▼▼▼

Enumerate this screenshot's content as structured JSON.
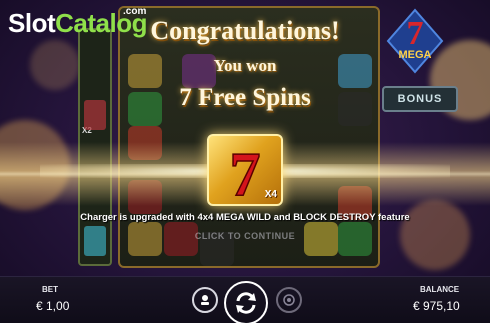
{
  "logo": {
    "brand_part1": "Slot",
    "brand_part2": "Catalog",
    "suffix": ".com"
  },
  "badges": {
    "mega_digit": "7",
    "mega_text": "MEGA",
    "bonus_label": "BONUS"
  },
  "popup": {
    "title": "Congratulations!",
    "subtitle": "You won",
    "spins": "7 Free Spins",
    "symbol_digit": "7",
    "symbol_multiplier": "X4",
    "feature_text": "Charger is upgraded with 4x4 MEGA WILD and BLOCK DESTROY feature",
    "cta": "CLICK TO CONTINUE"
  },
  "reels": {
    "side_multiplier": "X2"
  },
  "bottom_bar": {
    "bet_label": "BET",
    "bet_value": "€ 1,00",
    "balance_label": "BALANCE",
    "balance_value": "€ 975,10"
  },
  "colors": {
    "accent_gold": "#e0a21e",
    "seven_red": "#d4141c",
    "logo_green": "#8fe04a",
    "background": "#24143a"
  },
  "icons": [
    "autoplay-icon",
    "spin-icon",
    "turbo-icon",
    "seven-icon"
  ]
}
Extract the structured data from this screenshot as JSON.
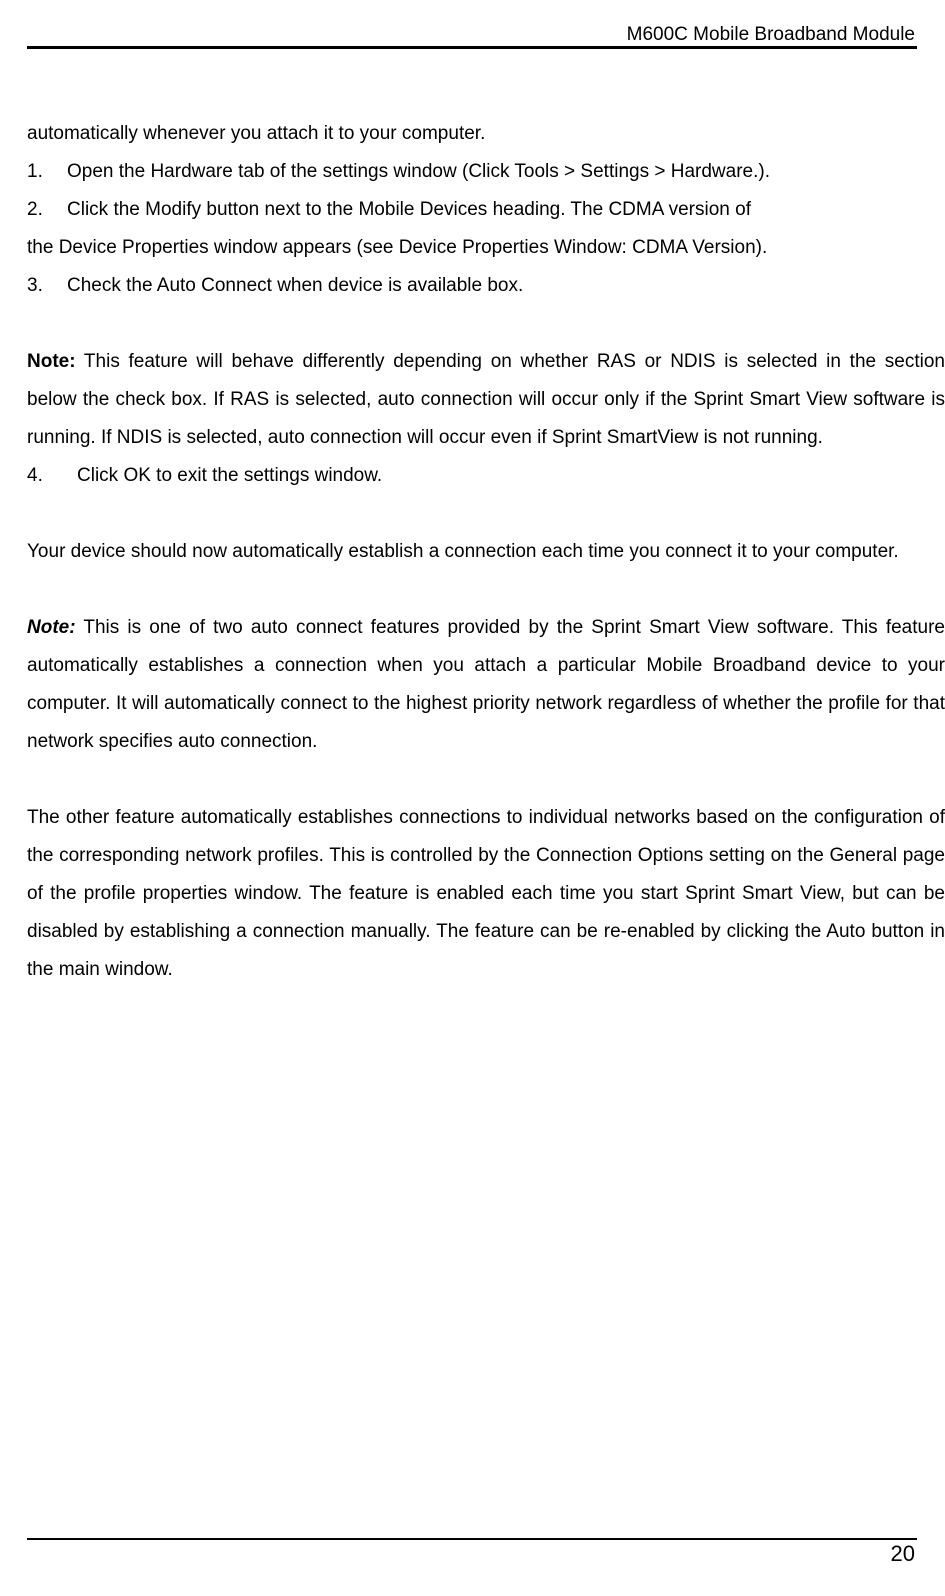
{
  "header": {
    "title": "M600C Mobile Broadband Module"
  },
  "body": {
    "p0": "automatically whenever you attach it to your computer.",
    "list1": {
      "num": "1.",
      "text": "Open the Hardware tab of the settings window (Click Tools > Settings > Hardware.)."
    },
    "list2": {
      "num": "2.",
      "text_a": "Click the Modify button next to the Mobile Devices heading. The CDMA version of",
      "text_b": "the Device Properties window appears (see Device Properties Window: CDMA Version)."
    },
    "list3": {
      "num": "3.",
      "text": "Check the Auto Connect when device is available box."
    },
    "note1": {
      "label": "Note:",
      "text": " This feature will behave differently depending on whether RAS or NDIS is selected in the section below the check box. If RAS is selected, auto connection will occur only if the Sprint Smart View software is running. If NDIS is selected, auto connection will occur even if Sprint SmartView is not running."
    },
    "list4": {
      "num": "4.",
      "text": "Click OK to exit the settings window."
    },
    "p1": "Your device should now automatically establish a connection each time you connect it to your computer.",
    "note2": {
      "label": "Note:",
      "text": " This is one of two auto connect features provided by the Sprint Smart View software. This feature automatically establishes a connection when you attach a particular Mobile Broadband device to your computer. It will automatically connect to the highest priority network regardless of whether the profile for that network specifies auto connection."
    },
    "p2": "The other feature automatically establishes connections to individual networks based on the configuration of the corresponding network profiles. This is controlled by the Connection Options setting on the General page of the profile properties window. The feature is enabled each time you start Sprint Smart View, but can be disabled by establishing a connection manually. The feature can be re-enabled by clicking the Auto button in the main window."
  },
  "footer": {
    "page_number": "20"
  }
}
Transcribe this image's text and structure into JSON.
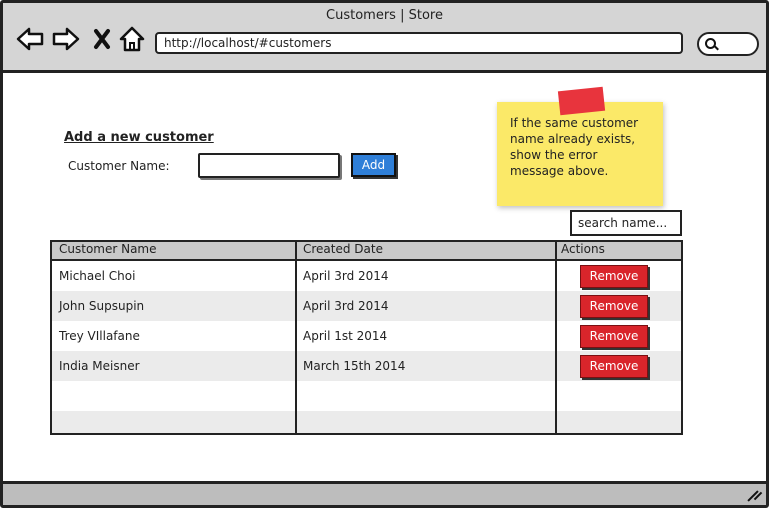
{
  "window": {
    "title": "Customers | Store",
    "address": "http://localhost/#customers"
  },
  "nav_icons": [
    "back-arrow-icon",
    "forward-arrow-icon",
    "close-x-icon",
    "home-icon",
    "search-icon"
  ],
  "form": {
    "heading": "Add a new customer",
    "label": "Customer Name:",
    "value": "",
    "add_label": "Add"
  },
  "note": {
    "text": "If the same customer name already exists, show the error message above."
  },
  "table": {
    "search_placeholder": "search name...",
    "columns": [
      "Customer Name",
      "Created Date",
      "Actions"
    ],
    "rows": [
      {
        "name": "Michael Choi",
        "date": "April 3rd 2014",
        "action": "Remove"
      },
      {
        "name": "John Supsupin",
        "date": "April 3rd 2014",
        "action": "Remove"
      },
      {
        "name": "Trey VIllafane",
        "date": "April 1st 2014",
        "action": "Remove"
      },
      {
        "name": "India Meisner",
        "date": "March 15th 2014",
        "action": "Remove"
      }
    ]
  },
  "colors": {
    "add_button": "#2f7fd8",
    "remove_button": "#d9252b",
    "sticky_note": "#fbe968",
    "tape": "#e8343d"
  }
}
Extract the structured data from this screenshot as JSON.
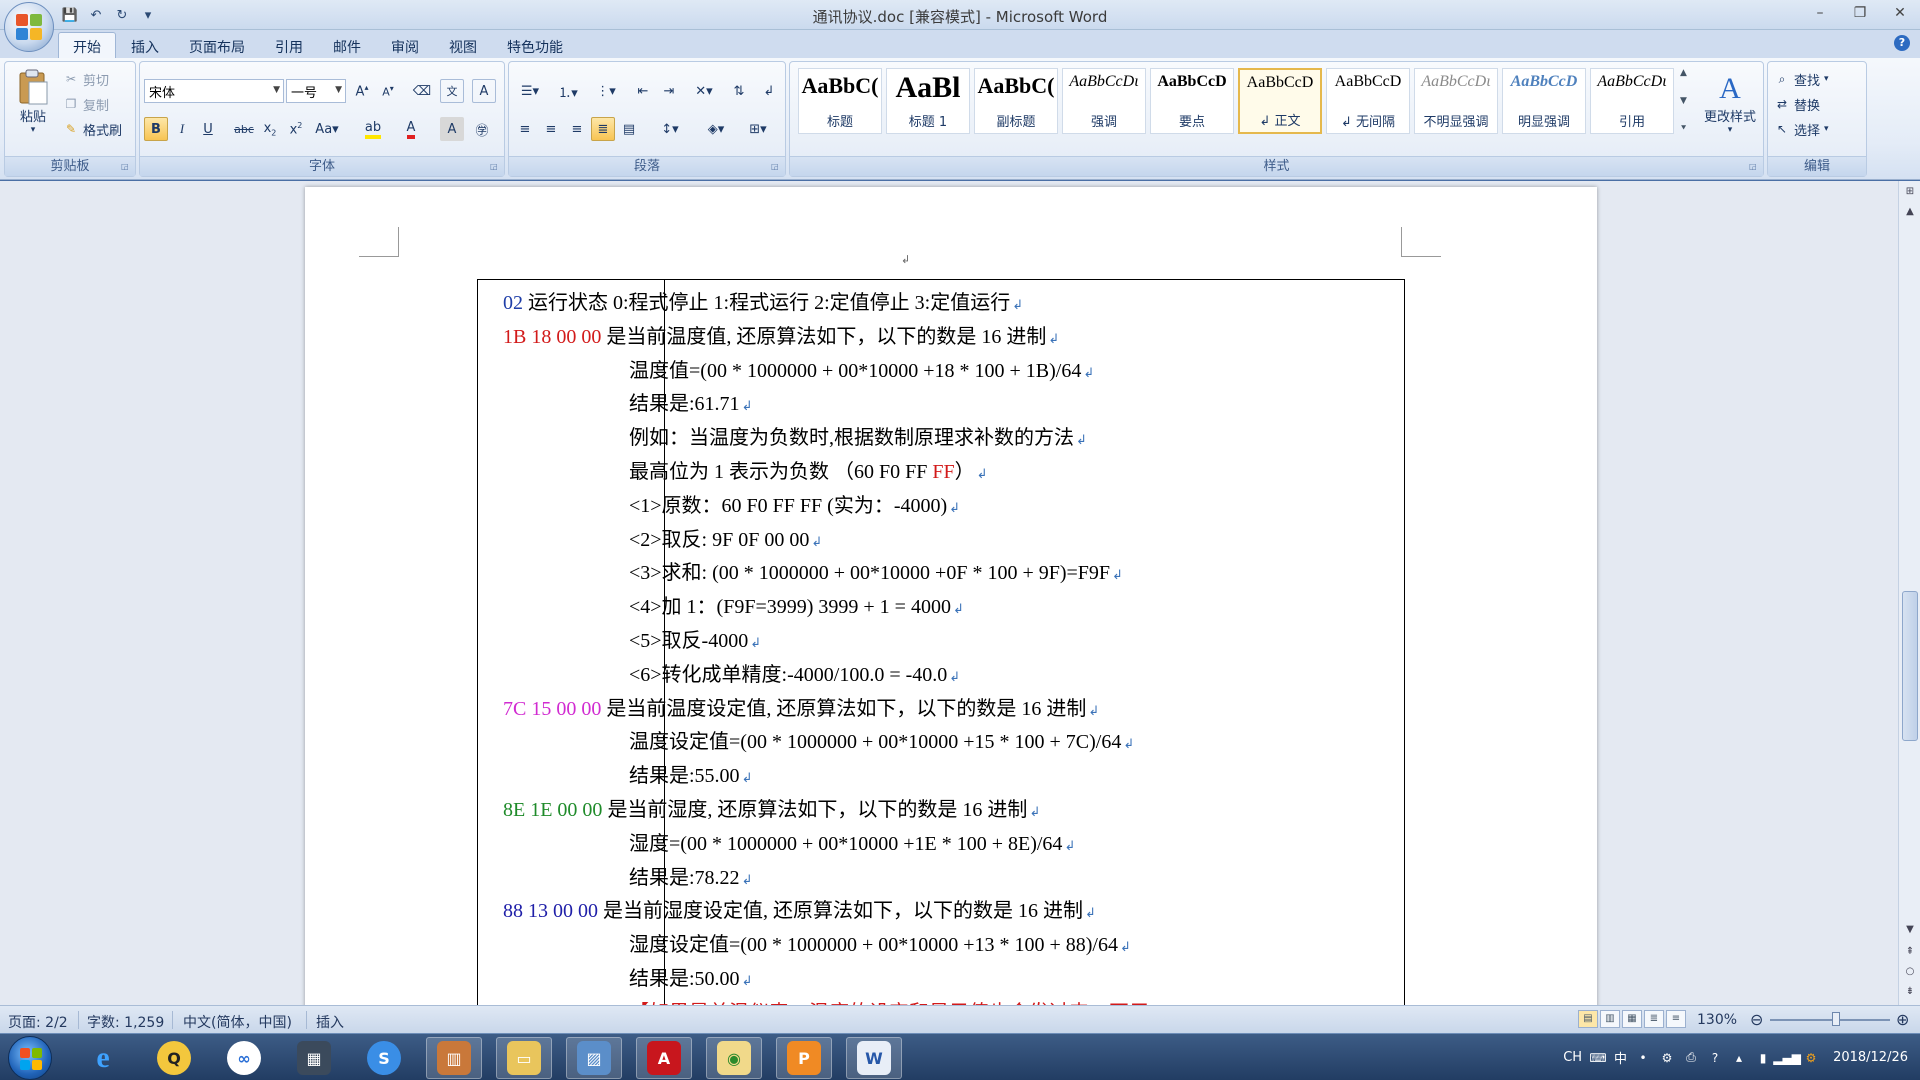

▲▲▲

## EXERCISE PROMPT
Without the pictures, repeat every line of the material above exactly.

## RESULT OF THIS EXERCISE
Enumerate this screenshot's content as structured JSON.
{
  "logo": {
    "brand_part1": "Slot",
    "brand_part2": "Catalog",
    "suffix": ".com"
  },
  "badges": {
    "mega_digit": "7",
    "mega_text": "MEGA",
    "bonus_label": "BONUS"
  },
  "popup": {
    "title": "Congratulations!",
    "subtitle": "You won",
    "spins": "7 Free Spins",
    "symbol_digit": "7",
    "symbol_multiplier": "X4",
    "feature_text": "Charger is upgraded with 4x4 MEGA WILD and BLOCK DESTROY feature",
    "cta": "CLICK TO CONTINUE"
  },
  "reels": {
    "side_multiplier": "X2"
  },
  "bottom_bar": {
    "bet_label": "BET",
    "bet_value": "€ 1,00",
    "balance_label": "BALANCE",
    "balance_value": "€ 975,10"
  },
  "colors": {
    "accent_gold": "#e0a21e",
    "seven_red": "#d4141c",
    "logo_green": "#8fe04a",
    "background": "#24143a"
  },
  "icons": [
    "autoplay-icon",
    "spin-icon",
    "turbo-icon",
    "seven-icon"
  ]
}
Extract the structured data from this screenshot as JSON.
{
  "header": {
    "title": "M600C Mobile Broadband Module"
  },
  "body": {
    "p0": "automatically whenever you attach it to your computer.",
    "list1": {
      "num": "1.",
      "text": "Open the Hardware tab of the settings window (Click Tools > Settings > Hardware.)."
    },
    "list2": {
      "num": "2.",
      "text_a": "Click the Modify button next to the Mobile Devices heading. The CDMA version of",
      "text_b": "the Device Properties window appears (see Device Properties Window: CDMA Version)."
    },
    "list3": {
      "num": "3.",
      "text": "Check the Auto Connect when device is available box."
    },
    "note1": {
      "label": "Note:",
      "text": " This feature will behave differently depending on whether RAS or NDIS is selected in the section below the check box. If RAS is selected, auto connection will occur only if the Sprint Smart View software is running. If NDIS is selected, auto connection will occur even if Sprint SmartView is not running."
    },
    "list4": {
      "num": "4.",
      "text": "Click OK to exit the settings window."
    },
    "p1": "Your device should now automatically establish a connection each time you connect it to your computer.",
    "note2": {
      "label": "Note:",
      "text": " This is one of two auto connect features provided by the Sprint Smart View software. This feature automatically establishes a connection when you attach a particular Mobile Broadband device to your computer. It will automatically connect to the highest priority network regardless of whether the profile for that network specifies auto connection."
    },
    "p2": "The other feature automatically establishes connections to individual networks based on the configuration of the corresponding network profiles. This is controlled by the Connection Options setting on the General page of the profile properties window. The feature is enabled each time you start Sprint Smart View, but can be disabled by establishing a connection manually. The feature can be re-enabled by clicking the Auto button in the main window."
  },
  "footer": {
    "page_number": "20"
  }
}
Transcribe this image's text and structure into JSON.
{
  "window": {
    "title": "Customers | Store",
    "address": "http://localhost/#customers"
  },
  "nav_icons": [
    "back-arrow-icon",
    "forward-arrow-icon",
    "close-x-icon",
    "home-icon",
    "search-icon"
  ],
  "form": {
    "heading": "Add a new customer",
    "label": "Customer Name:",
    "value": "",
    "add_label": "Add"
  },
  "note": {
    "text": "If the same customer name already exists, show the error message above."
  },
  "table": {
    "search_placeholder": "search name...",
    "columns": [
      "Customer Name",
      "Created Date",
      "Actions"
    ],
    "rows": [
      {
        "name": "Michael Choi",
        "date": "April 3rd 2014",
        "action": "Remove"
      },
      {
        "name": "John Supsupin",
        "date": "April 3rd 2014",
        "action": "Remove"
      },
      {
        "name": "Trey VIllafane",
        "date": "April 1st 2014",
        "action": "Remove"
      },
      {
        "name": "India Meisner",
        "date": "March 15th 2014",
        "action": "Remove"
      }
    ]
  },
  "colors": {
    "add_button": "#2f7fd8",
    "remove_button": "#d9252b",
    "sticky_note": "#fbe968",
    "tape": "#e8343d"
  }
}
Extract the structured data from this screenshot as JSON.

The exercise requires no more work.